==== Data extracts ====

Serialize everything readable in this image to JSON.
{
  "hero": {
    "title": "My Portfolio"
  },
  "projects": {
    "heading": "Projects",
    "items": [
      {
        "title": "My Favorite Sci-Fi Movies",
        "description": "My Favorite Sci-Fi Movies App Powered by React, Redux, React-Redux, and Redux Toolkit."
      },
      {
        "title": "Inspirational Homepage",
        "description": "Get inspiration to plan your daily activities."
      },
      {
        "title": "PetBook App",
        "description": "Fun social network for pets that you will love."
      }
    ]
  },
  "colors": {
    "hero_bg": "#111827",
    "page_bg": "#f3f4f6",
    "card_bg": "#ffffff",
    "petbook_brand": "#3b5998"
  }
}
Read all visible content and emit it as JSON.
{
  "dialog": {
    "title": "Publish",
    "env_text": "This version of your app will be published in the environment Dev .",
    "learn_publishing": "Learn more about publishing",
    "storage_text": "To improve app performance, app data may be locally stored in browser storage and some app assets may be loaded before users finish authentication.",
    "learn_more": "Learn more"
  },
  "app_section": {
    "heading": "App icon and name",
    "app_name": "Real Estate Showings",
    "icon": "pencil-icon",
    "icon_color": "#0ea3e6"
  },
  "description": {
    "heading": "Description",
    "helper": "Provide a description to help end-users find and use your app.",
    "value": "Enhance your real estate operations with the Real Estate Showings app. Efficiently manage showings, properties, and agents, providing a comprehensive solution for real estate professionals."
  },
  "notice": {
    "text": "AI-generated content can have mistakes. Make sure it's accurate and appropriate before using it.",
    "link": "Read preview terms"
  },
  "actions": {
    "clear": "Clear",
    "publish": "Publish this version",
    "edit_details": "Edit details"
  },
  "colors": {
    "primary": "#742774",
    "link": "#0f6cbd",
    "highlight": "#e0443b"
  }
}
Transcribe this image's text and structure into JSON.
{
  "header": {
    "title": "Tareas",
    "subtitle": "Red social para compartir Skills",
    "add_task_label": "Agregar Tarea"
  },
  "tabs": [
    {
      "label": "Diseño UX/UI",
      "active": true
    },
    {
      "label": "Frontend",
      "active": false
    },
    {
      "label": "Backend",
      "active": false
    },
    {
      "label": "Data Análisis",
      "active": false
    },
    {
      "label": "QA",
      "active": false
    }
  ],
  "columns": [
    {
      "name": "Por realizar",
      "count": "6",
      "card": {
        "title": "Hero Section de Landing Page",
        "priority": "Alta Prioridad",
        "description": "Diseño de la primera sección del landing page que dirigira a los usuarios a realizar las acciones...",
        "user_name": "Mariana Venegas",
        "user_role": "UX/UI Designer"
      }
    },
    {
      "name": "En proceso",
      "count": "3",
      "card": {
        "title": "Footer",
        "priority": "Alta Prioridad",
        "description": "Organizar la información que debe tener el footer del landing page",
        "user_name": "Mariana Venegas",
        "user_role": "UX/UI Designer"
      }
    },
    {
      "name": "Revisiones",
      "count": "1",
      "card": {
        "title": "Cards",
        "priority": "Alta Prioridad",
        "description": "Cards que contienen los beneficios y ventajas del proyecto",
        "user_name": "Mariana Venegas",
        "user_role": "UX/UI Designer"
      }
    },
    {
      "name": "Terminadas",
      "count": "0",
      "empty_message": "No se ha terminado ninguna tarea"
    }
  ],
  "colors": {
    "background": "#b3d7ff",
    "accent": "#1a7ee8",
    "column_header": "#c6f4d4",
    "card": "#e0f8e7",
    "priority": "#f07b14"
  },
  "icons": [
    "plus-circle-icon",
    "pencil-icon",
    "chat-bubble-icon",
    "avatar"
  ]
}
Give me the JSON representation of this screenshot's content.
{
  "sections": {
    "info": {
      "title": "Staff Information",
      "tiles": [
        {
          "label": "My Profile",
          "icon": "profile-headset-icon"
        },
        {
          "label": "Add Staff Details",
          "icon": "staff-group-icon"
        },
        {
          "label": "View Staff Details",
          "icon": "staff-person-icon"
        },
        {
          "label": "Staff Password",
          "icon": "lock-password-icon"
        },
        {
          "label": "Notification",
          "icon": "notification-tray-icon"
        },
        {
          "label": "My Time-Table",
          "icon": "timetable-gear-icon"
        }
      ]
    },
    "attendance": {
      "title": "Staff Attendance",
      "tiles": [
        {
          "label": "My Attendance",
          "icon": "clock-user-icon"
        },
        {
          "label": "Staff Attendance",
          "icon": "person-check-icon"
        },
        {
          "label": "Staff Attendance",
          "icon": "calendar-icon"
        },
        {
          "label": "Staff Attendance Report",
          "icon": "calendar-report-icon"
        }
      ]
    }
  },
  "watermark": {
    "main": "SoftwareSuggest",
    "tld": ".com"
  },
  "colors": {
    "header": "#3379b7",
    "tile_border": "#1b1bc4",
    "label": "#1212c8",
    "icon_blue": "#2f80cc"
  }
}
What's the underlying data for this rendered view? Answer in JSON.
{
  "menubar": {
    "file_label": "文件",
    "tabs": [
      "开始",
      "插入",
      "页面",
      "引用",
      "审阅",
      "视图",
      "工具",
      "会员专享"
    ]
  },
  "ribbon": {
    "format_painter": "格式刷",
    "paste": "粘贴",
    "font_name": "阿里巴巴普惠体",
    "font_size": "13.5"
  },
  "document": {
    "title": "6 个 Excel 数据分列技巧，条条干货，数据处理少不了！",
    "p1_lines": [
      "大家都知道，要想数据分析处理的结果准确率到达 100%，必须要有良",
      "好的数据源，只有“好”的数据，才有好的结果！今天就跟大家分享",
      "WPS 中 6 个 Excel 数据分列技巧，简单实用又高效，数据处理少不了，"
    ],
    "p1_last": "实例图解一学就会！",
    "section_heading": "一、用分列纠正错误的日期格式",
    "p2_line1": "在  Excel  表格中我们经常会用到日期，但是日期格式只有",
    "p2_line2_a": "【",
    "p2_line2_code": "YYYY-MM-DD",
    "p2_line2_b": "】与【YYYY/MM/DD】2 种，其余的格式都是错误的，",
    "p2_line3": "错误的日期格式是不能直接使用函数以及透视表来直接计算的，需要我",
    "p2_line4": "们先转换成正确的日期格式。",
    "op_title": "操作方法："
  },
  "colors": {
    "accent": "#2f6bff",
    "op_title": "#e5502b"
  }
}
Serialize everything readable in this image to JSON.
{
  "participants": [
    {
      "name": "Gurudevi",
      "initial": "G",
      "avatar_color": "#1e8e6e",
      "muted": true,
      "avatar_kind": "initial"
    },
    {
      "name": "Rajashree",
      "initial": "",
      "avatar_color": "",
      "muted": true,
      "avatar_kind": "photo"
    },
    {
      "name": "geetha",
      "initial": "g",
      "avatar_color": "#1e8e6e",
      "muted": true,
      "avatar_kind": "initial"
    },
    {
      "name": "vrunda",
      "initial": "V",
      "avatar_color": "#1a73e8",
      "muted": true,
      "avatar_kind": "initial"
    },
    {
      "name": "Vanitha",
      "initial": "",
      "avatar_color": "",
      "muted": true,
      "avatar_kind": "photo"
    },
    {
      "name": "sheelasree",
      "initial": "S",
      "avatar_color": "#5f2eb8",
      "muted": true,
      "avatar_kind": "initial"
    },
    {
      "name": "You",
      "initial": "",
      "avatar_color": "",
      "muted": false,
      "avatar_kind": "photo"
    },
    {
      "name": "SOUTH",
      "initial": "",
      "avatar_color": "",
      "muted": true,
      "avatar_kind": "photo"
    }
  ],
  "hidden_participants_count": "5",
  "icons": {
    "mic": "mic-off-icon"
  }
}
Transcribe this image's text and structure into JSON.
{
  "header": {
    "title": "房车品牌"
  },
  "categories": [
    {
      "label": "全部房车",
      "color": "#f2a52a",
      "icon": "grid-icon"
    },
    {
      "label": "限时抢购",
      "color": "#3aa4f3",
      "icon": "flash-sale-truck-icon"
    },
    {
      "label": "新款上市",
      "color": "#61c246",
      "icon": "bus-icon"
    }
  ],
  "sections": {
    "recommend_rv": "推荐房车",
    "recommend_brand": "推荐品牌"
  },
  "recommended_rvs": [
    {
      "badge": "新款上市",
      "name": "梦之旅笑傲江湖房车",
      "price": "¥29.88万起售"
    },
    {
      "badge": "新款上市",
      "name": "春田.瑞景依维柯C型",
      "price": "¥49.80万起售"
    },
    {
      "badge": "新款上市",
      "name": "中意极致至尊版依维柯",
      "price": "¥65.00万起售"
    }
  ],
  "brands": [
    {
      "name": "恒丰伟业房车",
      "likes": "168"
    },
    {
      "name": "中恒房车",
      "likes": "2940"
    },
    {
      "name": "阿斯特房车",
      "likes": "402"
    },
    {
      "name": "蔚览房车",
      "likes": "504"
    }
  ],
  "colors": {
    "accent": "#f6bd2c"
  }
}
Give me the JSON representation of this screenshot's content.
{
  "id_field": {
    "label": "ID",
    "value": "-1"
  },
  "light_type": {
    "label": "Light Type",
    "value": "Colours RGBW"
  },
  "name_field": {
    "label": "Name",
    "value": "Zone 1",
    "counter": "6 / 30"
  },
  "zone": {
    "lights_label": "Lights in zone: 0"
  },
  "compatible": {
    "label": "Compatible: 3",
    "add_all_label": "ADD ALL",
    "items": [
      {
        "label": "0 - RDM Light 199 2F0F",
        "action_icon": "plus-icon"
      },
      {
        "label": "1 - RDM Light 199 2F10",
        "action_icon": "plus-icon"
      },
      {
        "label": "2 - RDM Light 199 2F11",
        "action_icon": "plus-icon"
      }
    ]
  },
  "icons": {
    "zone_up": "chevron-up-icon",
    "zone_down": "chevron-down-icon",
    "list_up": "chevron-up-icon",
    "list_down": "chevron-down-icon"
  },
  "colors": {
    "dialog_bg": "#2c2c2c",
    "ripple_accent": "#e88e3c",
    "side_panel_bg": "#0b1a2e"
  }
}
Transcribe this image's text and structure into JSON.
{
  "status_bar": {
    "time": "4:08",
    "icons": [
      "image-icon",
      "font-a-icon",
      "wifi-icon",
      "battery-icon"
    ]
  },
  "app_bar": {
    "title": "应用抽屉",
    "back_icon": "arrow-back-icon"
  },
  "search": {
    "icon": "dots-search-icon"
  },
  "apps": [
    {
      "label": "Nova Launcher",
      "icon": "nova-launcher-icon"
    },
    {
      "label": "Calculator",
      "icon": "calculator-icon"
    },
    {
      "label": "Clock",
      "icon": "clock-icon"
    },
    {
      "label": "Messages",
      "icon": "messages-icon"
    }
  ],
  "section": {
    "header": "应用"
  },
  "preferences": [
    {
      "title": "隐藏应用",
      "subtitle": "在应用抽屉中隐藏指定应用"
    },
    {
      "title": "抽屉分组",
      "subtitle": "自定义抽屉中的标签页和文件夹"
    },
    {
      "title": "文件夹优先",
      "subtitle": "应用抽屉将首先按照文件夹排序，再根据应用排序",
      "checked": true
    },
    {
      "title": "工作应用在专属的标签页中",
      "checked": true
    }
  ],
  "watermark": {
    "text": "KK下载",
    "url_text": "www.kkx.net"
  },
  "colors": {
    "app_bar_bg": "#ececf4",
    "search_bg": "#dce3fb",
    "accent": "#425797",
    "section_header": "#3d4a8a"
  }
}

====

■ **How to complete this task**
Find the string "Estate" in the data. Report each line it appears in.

■ **Task answer**
    "app_name": "Real Estate Showings",
    "value": "Enhance your real estate operations with the Real Estate Showings app. Efficiently manage showings, properties, and agents, providing a comprehensive solution for real estate professionals."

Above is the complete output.